▶ _About this exercise_:
State how many lines in the listing below include the string "specified". The answer is the number alone.

▶ _Exercise inputs_:
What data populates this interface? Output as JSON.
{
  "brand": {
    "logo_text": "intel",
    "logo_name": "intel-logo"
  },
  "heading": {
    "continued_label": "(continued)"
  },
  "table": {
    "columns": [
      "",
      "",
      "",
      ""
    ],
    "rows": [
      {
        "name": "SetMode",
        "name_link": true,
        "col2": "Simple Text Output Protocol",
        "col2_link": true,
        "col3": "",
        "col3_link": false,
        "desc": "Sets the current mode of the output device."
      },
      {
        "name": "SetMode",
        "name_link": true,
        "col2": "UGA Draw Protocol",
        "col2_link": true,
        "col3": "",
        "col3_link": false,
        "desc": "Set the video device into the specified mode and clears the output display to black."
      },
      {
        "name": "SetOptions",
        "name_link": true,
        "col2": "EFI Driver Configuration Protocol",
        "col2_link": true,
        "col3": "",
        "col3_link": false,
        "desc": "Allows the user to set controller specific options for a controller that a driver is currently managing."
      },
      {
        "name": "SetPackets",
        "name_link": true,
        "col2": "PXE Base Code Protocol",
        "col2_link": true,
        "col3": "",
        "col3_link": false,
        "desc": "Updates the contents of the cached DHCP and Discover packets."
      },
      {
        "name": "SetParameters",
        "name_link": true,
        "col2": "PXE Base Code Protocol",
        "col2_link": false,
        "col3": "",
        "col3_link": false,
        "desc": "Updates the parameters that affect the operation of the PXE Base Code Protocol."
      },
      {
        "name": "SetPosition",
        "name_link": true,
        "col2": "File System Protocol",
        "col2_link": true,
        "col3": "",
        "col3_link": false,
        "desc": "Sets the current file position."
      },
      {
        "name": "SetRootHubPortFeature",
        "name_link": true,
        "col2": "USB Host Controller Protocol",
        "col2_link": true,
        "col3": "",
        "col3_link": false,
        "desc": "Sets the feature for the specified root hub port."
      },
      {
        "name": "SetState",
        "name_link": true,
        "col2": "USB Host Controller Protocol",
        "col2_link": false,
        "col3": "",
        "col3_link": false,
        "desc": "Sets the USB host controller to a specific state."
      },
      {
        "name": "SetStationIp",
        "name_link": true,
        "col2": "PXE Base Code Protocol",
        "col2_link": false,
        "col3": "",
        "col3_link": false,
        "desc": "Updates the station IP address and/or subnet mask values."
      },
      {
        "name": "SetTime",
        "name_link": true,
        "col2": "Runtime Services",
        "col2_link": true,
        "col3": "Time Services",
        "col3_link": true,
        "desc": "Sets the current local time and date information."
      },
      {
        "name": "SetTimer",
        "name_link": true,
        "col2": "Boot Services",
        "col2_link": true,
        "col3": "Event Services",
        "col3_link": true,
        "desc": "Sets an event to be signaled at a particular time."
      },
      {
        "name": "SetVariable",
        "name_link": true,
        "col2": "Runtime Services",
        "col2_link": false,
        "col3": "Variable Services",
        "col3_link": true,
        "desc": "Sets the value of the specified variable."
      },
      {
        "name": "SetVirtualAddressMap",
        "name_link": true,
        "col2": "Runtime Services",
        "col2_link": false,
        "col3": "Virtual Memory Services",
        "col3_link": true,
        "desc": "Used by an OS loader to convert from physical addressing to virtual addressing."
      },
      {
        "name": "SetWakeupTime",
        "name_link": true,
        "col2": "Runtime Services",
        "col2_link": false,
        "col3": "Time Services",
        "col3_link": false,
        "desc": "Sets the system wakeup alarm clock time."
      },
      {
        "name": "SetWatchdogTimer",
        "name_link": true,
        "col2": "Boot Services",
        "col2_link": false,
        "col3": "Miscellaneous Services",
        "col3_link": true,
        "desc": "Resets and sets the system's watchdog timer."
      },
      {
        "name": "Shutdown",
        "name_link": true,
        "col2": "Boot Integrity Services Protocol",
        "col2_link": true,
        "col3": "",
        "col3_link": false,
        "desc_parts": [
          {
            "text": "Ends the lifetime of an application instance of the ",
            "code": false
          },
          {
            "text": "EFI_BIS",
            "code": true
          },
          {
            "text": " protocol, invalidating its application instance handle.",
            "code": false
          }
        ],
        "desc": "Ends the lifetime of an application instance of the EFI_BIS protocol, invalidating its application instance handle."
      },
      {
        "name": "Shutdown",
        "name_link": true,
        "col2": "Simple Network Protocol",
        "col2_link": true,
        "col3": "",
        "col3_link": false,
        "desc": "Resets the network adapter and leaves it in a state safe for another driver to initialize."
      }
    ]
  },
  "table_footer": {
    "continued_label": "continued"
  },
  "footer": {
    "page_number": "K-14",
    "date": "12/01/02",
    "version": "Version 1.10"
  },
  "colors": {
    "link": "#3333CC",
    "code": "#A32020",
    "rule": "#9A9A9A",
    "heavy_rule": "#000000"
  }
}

▶ _Exercise solution_:
3